# PROBLEM REQUIREMENTS:
Copy the records below in full, keeping each word as it is but omitting the pictures.
*** Opening INFORMATION SHOWN ***
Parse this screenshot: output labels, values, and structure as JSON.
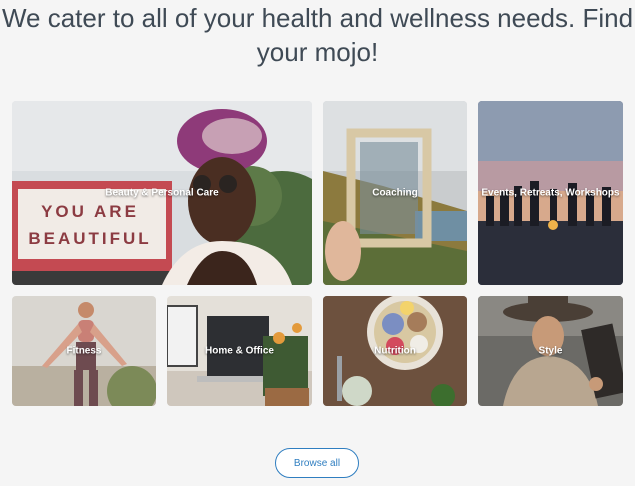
{
  "headline": "We cater to all of your health and wellness needs. Find your mojo!",
  "categories": [
    {
      "label": "Beauty & Personal Care",
      "icon": "beauty-photo"
    },
    {
      "label": "Coaching",
      "icon": "coaching-photo"
    },
    {
      "label": "Events, Retreats, Workshops",
      "icon": "events-photo"
    },
    {
      "label": "Fitness",
      "icon": "fitness-photo"
    },
    {
      "label": "Home & Office",
      "icon": "home-office-photo"
    },
    {
      "label": "Nutrition",
      "icon": "nutrition-photo"
    },
    {
      "label": "Style",
      "icon": "style-photo"
    }
  ],
  "beauty_sign": {
    "line1": "YOU ARE",
    "line2": "BEAUTIFUL"
  },
  "browse_label": "Browse all",
  "colors": {
    "accent": "#2f7ec0",
    "headline": "#3f4a55",
    "background": "#f5f5f5"
  }
}
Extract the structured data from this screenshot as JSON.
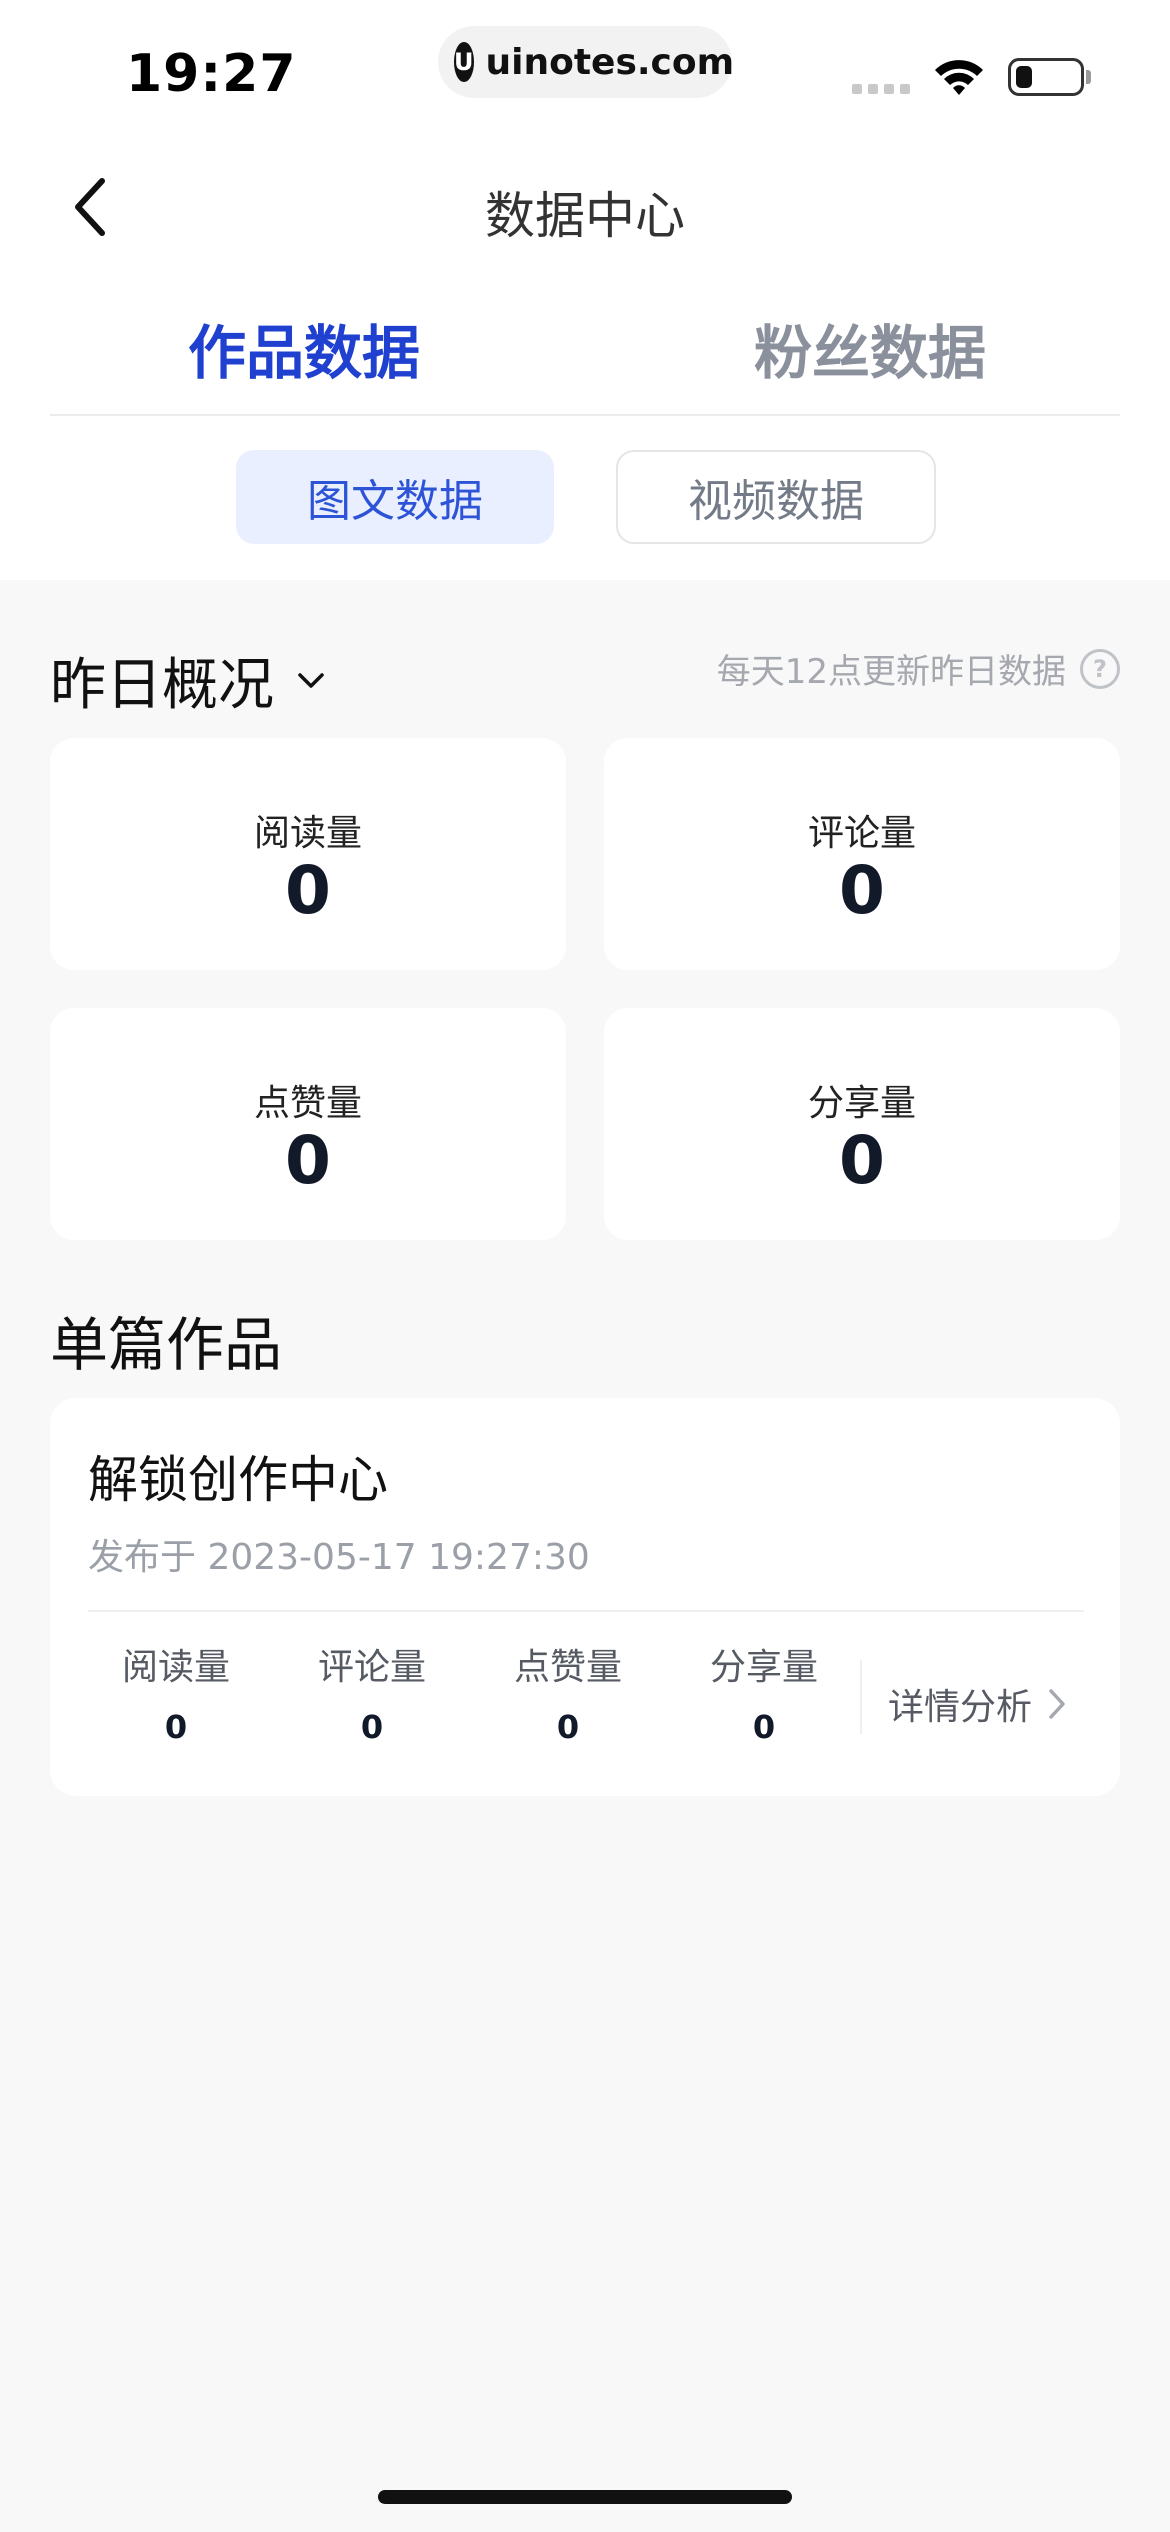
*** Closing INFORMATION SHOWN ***
# RESPONSE TO THE EXERCISE:
Parse this screenshot: output labels, values, and structure as JSON.
{
  "headline": "We cater to all of your health and wellness needs. Find your mojo!",
  "categories": [
    {
      "label": "Beauty & Personal Care",
      "icon": "beauty-photo"
    },
    {
      "label": "Coaching",
      "icon": "coaching-photo"
    },
    {
      "label": "Events, Retreats, Workshops",
      "icon": "events-photo"
    },
    {
      "label": "Fitness",
      "icon": "fitness-photo"
    },
    {
      "label": "Home & Office",
      "icon": "home-office-photo"
    },
    {
      "label": "Nutrition",
      "icon": "nutrition-photo"
    },
    {
      "label": "Style",
      "icon": "style-photo"
    }
  ],
  "beauty_sign": {
    "line1": "YOU ARE",
    "line2": "BEAUTIFUL"
  },
  "browse_label": "Browse all",
  "colors": {
    "accent": "#2f7ec0",
    "headline": "#3f4a55",
    "background": "#f5f5f5"
  }
}
Extract the structured data from this screenshot as JSON.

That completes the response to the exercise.